■ WHAT IS REQUIRED
Word for word, set down the records and skip each picture.
_ _ _
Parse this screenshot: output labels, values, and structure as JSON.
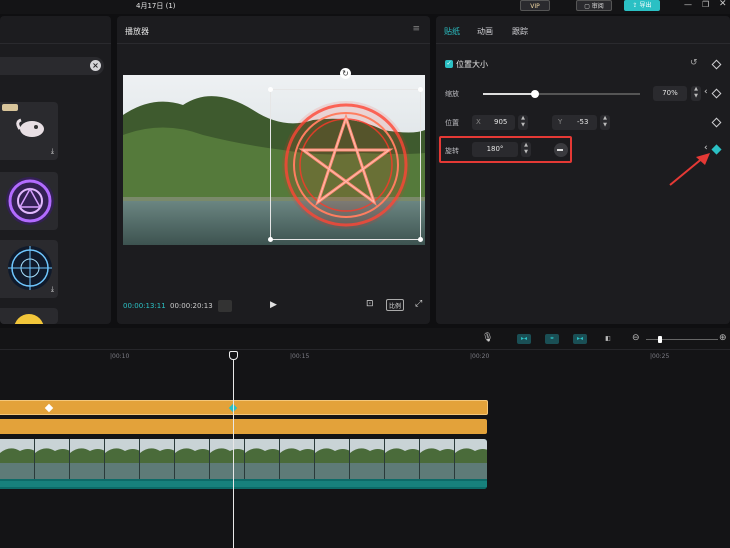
{
  "titlebar": {
    "title": "4月17日 (1)",
    "vip_label": "VIP",
    "review_label": "审阅",
    "export_label": "导出"
  },
  "left_panel": {},
  "player": {
    "title": "播放器",
    "time_current": "00:00:13:11",
    "time_total": "00:00:20:13",
    "ratio_label": "比例"
  },
  "props": {
    "tabs": [
      {
        "label": "贴纸",
        "active": true
      },
      {
        "label": "动画",
        "active": false
      },
      {
        "label": "跟踪",
        "active": false
      }
    ],
    "section_title": "位置大小",
    "scale": {
      "label": "缩放",
      "value": "70%",
      "level": 0.33
    },
    "position": {
      "label": "位置",
      "x_label": "X",
      "x_value": "905",
      "y_label": "Y",
      "y_value": "-53"
    },
    "rotate": {
      "label": "旋转",
      "value": "180°"
    }
  },
  "timeline": {
    "ruler": [
      "|00:10",
      "|00:15",
      "|00:20",
      "|00:25"
    ]
  },
  "colors": {
    "accent": "#2bc0c4",
    "annotation_red": "#e53935",
    "clip_orange": "#e3a23a",
    "clip_video": "#0d6b68"
  }
}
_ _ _
■ TASK RESPONSE
Parse this screenshot: output labels, values, and structure as JSON.
{
  "titlebar": {
    "title": "4月17日 (1)",
    "vip_label": "VIP",
    "review_label": "审阅",
    "export_label": "导出"
  },
  "left_panel": {},
  "player": {
    "title": "播放器",
    "time_current": "00:00:13:11",
    "time_total": "00:00:20:13",
    "ratio_label": "比例"
  },
  "props": {
    "tabs": [
      {
        "label": "贴纸",
        "active": true
      },
      {
        "label": "动画",
        "active": false
      },
      {
        "label": "跟踪",
        "active": false
      }
    ],
    "section_title": "位置大小",
    "scale": {
      "label": "缩放",
      "value": "70%",
      "level": 0.33
    },
    "position": {
      "label": "位置",
      "x_label": "X",
      "x_value": "905",
      "y_label": "Y",
      "y_value": "-53"
    },
    "rotate": {
      "label": "旋转",
      "value": "180°"
    }
  },
  "timeline": {
    "ruler": [
      "|00:10",
      "|00:15",
      "|00:20",
      "|00:25"
    ]
  },
  "colors": {
    "accent": "#2bc0c4",
    "annotation_red": "#e53935",
    "clip_orange": "#e3a23a",
    "clip_video": "#0d6b68"
  }
}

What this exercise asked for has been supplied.